In classic Wilson decision-making style, we decided to visit the beach over the weekend Saturday morning. We packed haphazardly, hopped in the car, and headed straight for the ocean.
Side Note: My little corner of heaven will be filled with the sounds of crashing waves, rolling winds, Bach’s Suite for Cello in D, and Eva’s baby laughter. I love the ocean.
This morning we got up at 7:00 AM, had breakfast at our favorite spot with our favorite waitress, and got back on the beach by 9:00 AM.
First, we built an epic sand castle.
The only thing that could have made building this better would be my sister’s help. She should have totally been here instead of plowing through her last month of college.
And then, Eva made a friend.
This sweet little girl is about a year younger than Eva, had the cutest little Charlotte drawl, and was a doll. They took a couple minutes to warm up to each other but, without even saying hi, they were best friends.
They ran and screamed and dug holes and fetched water back and forth in pails.
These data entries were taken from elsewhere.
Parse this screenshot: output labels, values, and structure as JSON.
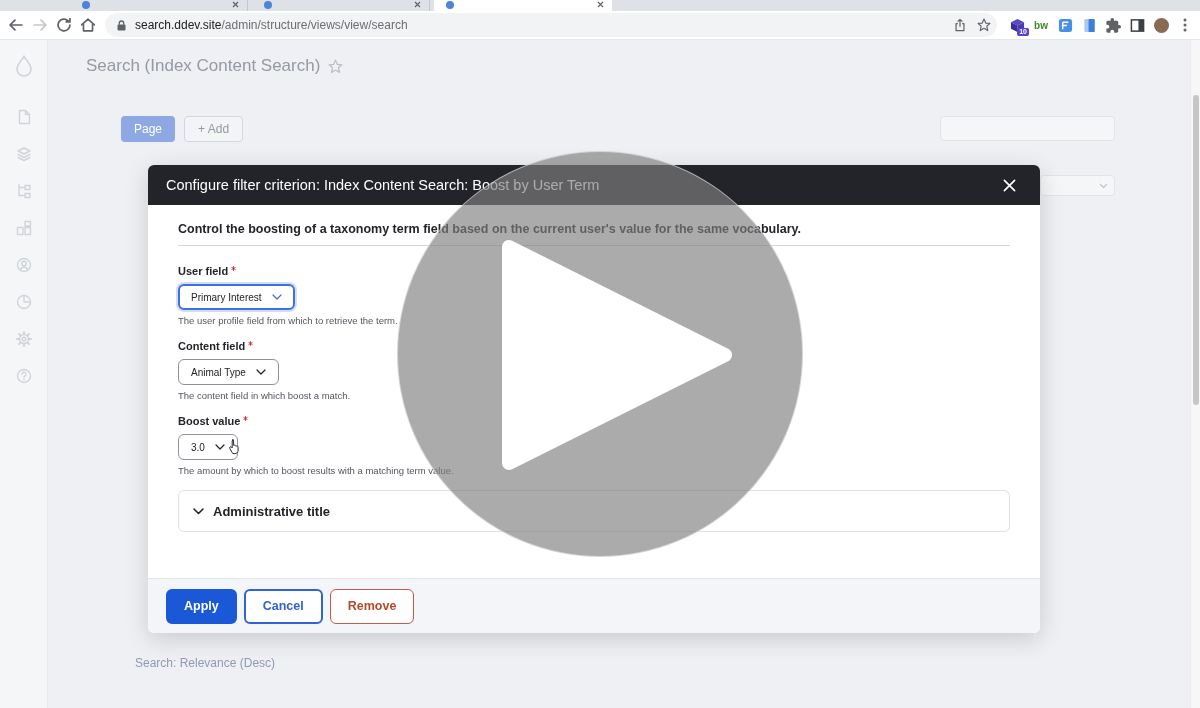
{
  "browser": {
    "tabs": [
      {
        "selected": false
      },
      {
        "selected": false
      },
      {
        "selected": true
      }
    ],
    "nav_buttons": [
      {
        "kind": "back",
        "disabled": false
      },
      {
        "kind": "forward",
        "disabled": true
      },
      {
        "kind": "reload",
        "disabled": false
      },
      {
        "kind": "home",
        "disabled": false
      }
    ],
    "url": {
      "domain": "search.ddev.site",
      "path": "/admin/structure/views/view/search"
    },
    "extensions": [
      {
        "kind": "stack",
        "badge": "10"
      },
      {
        "kind": "text",
        "label": "bw"
      },
      {
        "kind": "doc"
      },
      {
        "kind": "book"
      },
      {
        "kind": "puzzle"
      },
      {
        "kind": "sidebar"
      },
      {
        "kind": "avatar"
      }
    ]
  },
  "page": {
    "title": "Search (Index Content Search)",
    "buttons": [
      {
        "label": "Page",
        "kind": "primary"
      },
      {
        "label": "+ Add",
        "kind": "secondary"
      }
    ],
    "sort_item": "Search: Relevance (Desc)"
  },
  "dialog": {
    "title": "Configure filter criterion: Index Content Search: Boost by User Term",
    "description": "Control the boosting of a taxonomy term field based on the current user's value for the same vocabulary.",
    "fields": [
      {
        "label": "User field",
        "required": true,
        "value": "Primary Interest",
        "focused": true,
        "help": "The user profile field from which to retrieve the term."
      },
      {
        "label": "Content field",
        "required": true,
        "value": "Animal Type",
        "focused": false,
        "help": "The content field in which boost a match."
      },
      {
        "label": "Boost value",
        "required": true,
        "value": "3.0",
        "focused": false,
        "help": "The amount by which to boost results with a matching term value."
      }
    ],
    "details": {
      "summary": "Administrative title",
      "expanded": false
    },
    "buttons": [
      {
        "label": "Apply",
        "kind": "primary"
      },
      {
        "label": "Cancel",
        "kind": "secondary"
      },
      {
        "label": "Remove",
        "kind": "danger"
      }
    ]
  }
}
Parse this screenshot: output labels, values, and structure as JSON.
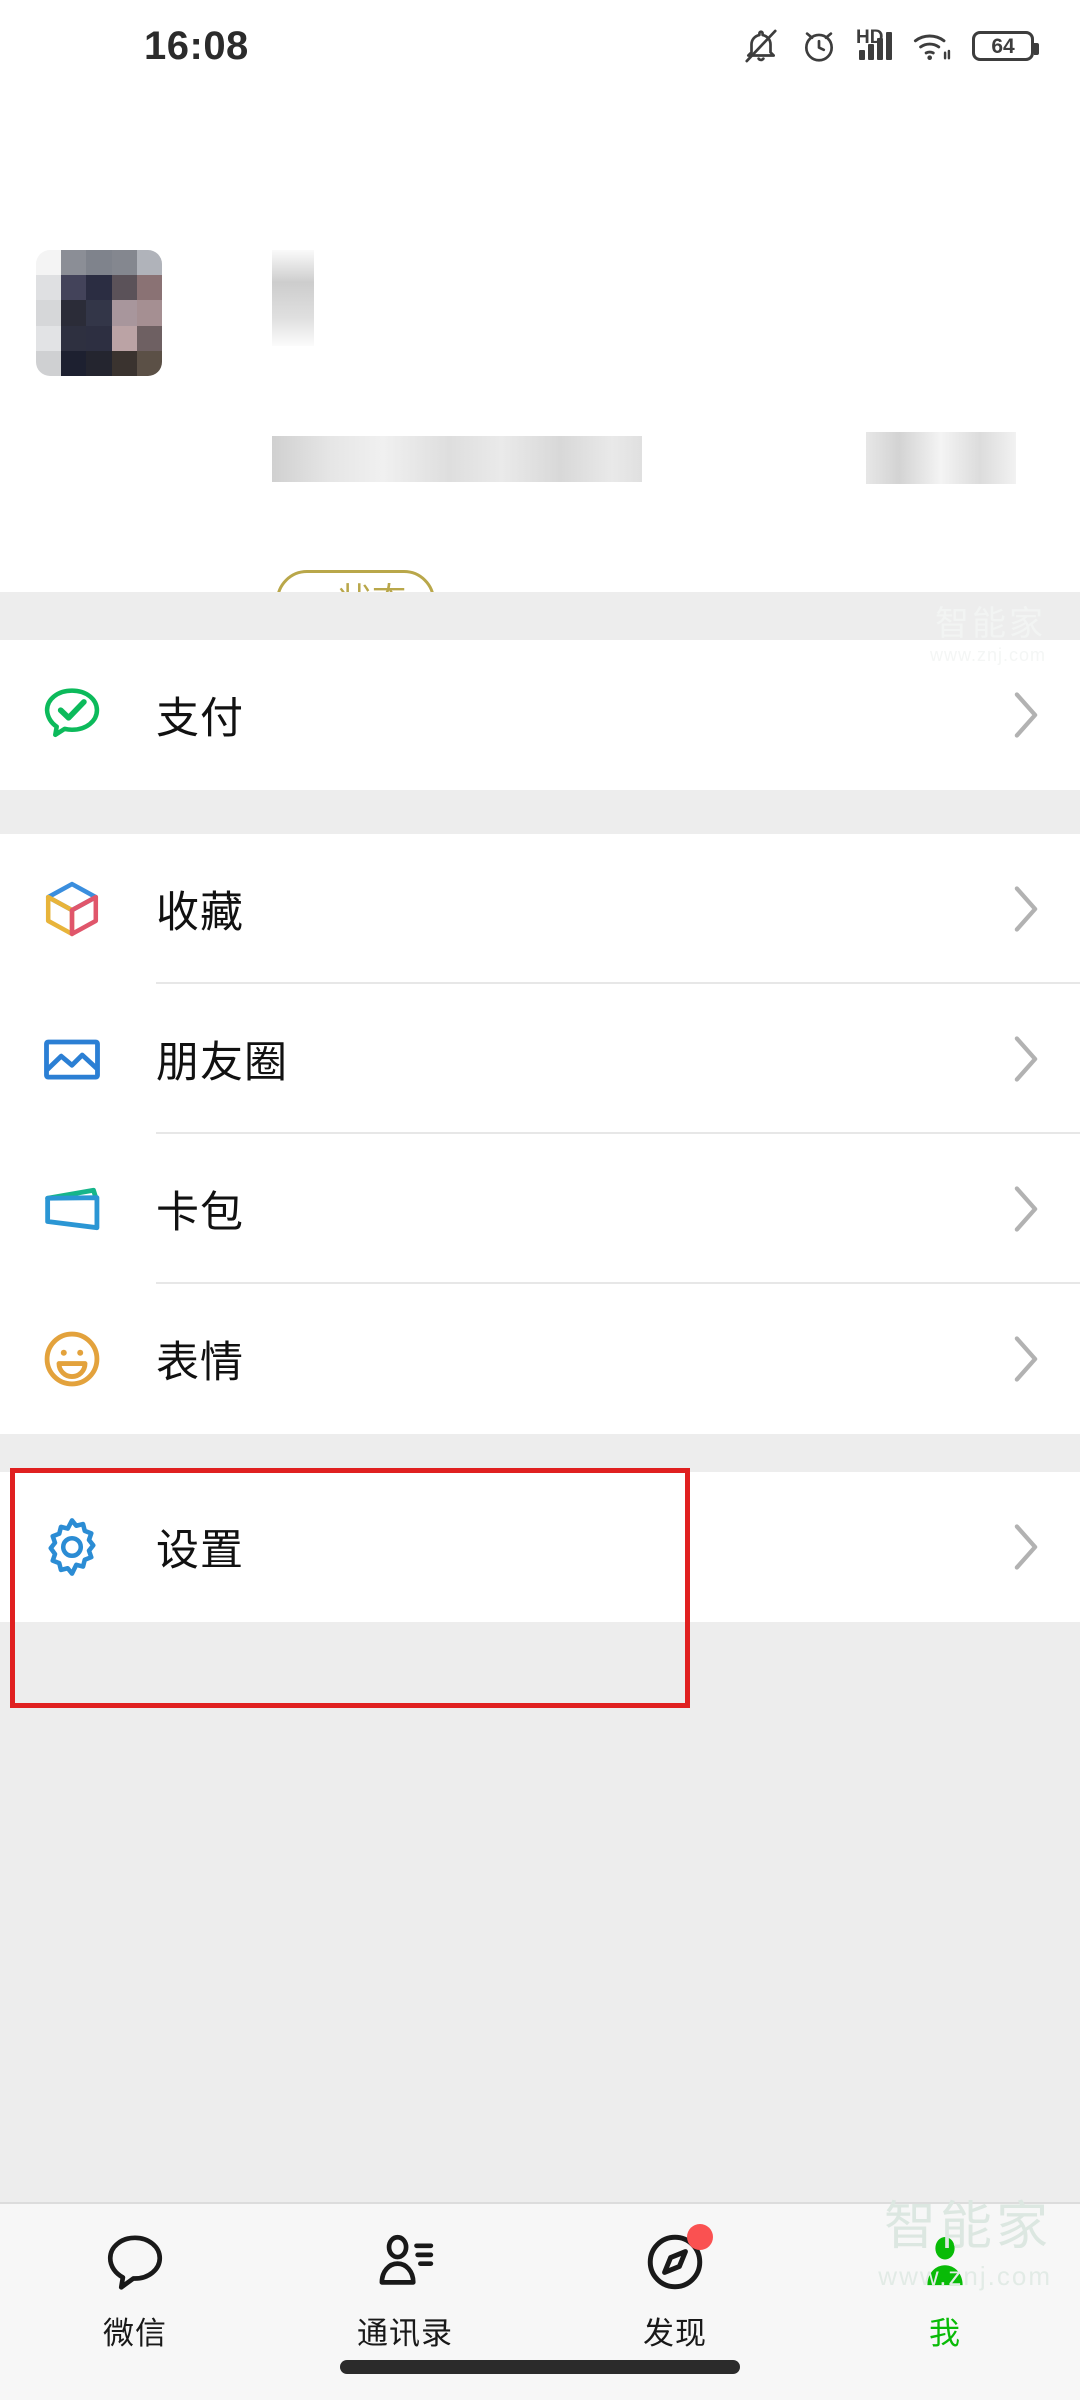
{
  "status_bar": {
    "time": "16:08",
    "battery_level": "64",
    "network_label": "HD",
    "icons": [
      "mute-bell-icon",
      "alarm-clock-icon",
      "hd-signal-icon",
      "wifi-icon",
      "battery-icon"
    ]
  },
  "profile": {
    "name": "",
    "wechat_id": "",
    "status_button": {
      "plus": "+",
      "label": "状态"
    }
  },
  "sections": [
    {
      "rows": [
        {
          "label": "支付",
          "icon": "payment-icon",
          "color": "#0cba5b"
        }
      ]
    },
    {
      "rows": [
        {
          "label": "收藏",
          "icon": "favorites-cube-icon",
          "color": "#3a8ede"
        },
        {
          "label": "朋友圈",
          "icon": "moments-photo-icon",
          "color": "#2b7fd4"
        },
        {
          "label": "卡包",
          "icon": "cards-wallet-icon",
          "color": "#2b96d4"
        },
        {
          "label": "表情",
          "icon": "stickers-smiley-icon",
          "color": "#e3a23c"
        }
      ]
    },
    {
      "rows": [
        {
          "label": "设置",
          "icon": "settings-gear-icon",
          "color": "#2b8cd4"
        }
      ]
    }
  ],
  "annotation": {
    "color": "#e02020",
    "target": "设置"
  },
  "tabbar": {
    "items": [
      {
        "label": "微信",
        "icon": "chat-bubble-icon",
        "active": false,
        "badge": false
      },
      {
        "label": "通讯录",
        "icon": "contacts-person-icon",
        "active": false,
        "badge": false
      },
      {
        "label": "发现",
        "icon": "discover-compass-icon",
        "active": false,
        "badge": true
      },
      {
        "label": "我",
        "icon": "me-person-icon",
        "active": true,
        "badge": false
      }
    ],
    "active_color": "#09bb07",
    "badge_color": "#fa5151"
  },
  "watermark": {
    "line1": "智能家",
    "line2": "www.znj.com"
  }
}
They laughed and shared and talked and splashed and played in the mud.
Looked like they had a marvelous time.
It was beautiful watching them. They’d never met before. They kept forgetting each others’ name. But they didn’t disagree, they shared their toys, they compromised. They played well.
Halfway into their playtime, I started to wonder why adults can’t always do that. I hadn’t talked to the little girl’s mom and she hadn’t spoken to me; her mom was sitting in her chair reading while the girls played near our chairs. Eventually, we talked and got to know each other a bit. Their beach house is just around the corner from ours so I hope we run into them again over the summer.
But if it hadn’t been for Eva and her daughter playing together, it would not have even occurred to me to introduce myself or speak to her.
Now, to be fair to myself, I introduce myself to strangers constantly for work (sales) so it’s not like I’m some crazy snob or anything.
Ok, maybe I have some innate snobbery but I am trying to work on it, thanks.
But what I am curious about is how many meaningful interactions we miss out on as adults. Our little girls were so open to each other, so uncomplicated, so ready to be great friends. Granted, their interests are much simpler: play and play and…yeah, that’s it. Just play. Where as adults have a huge range of interests and belief systems. But that doesn’t mean we can’t look at people (at least initially) with the hope that there could be a friendship waiting.
I want to be more open. We’ve been back in North Carolina for over two years now and I am just starting to feel some roots taking hold. I blame myself for not getting us out there and finding/making more meaningful connections. But a new church home and some really solid friendships that have grown beautifully in the past year give me a basket of hope that more roots will settle soon.
What kinds of friendship and love can we add to our lives by just being a little bit more open? I am eager I find out.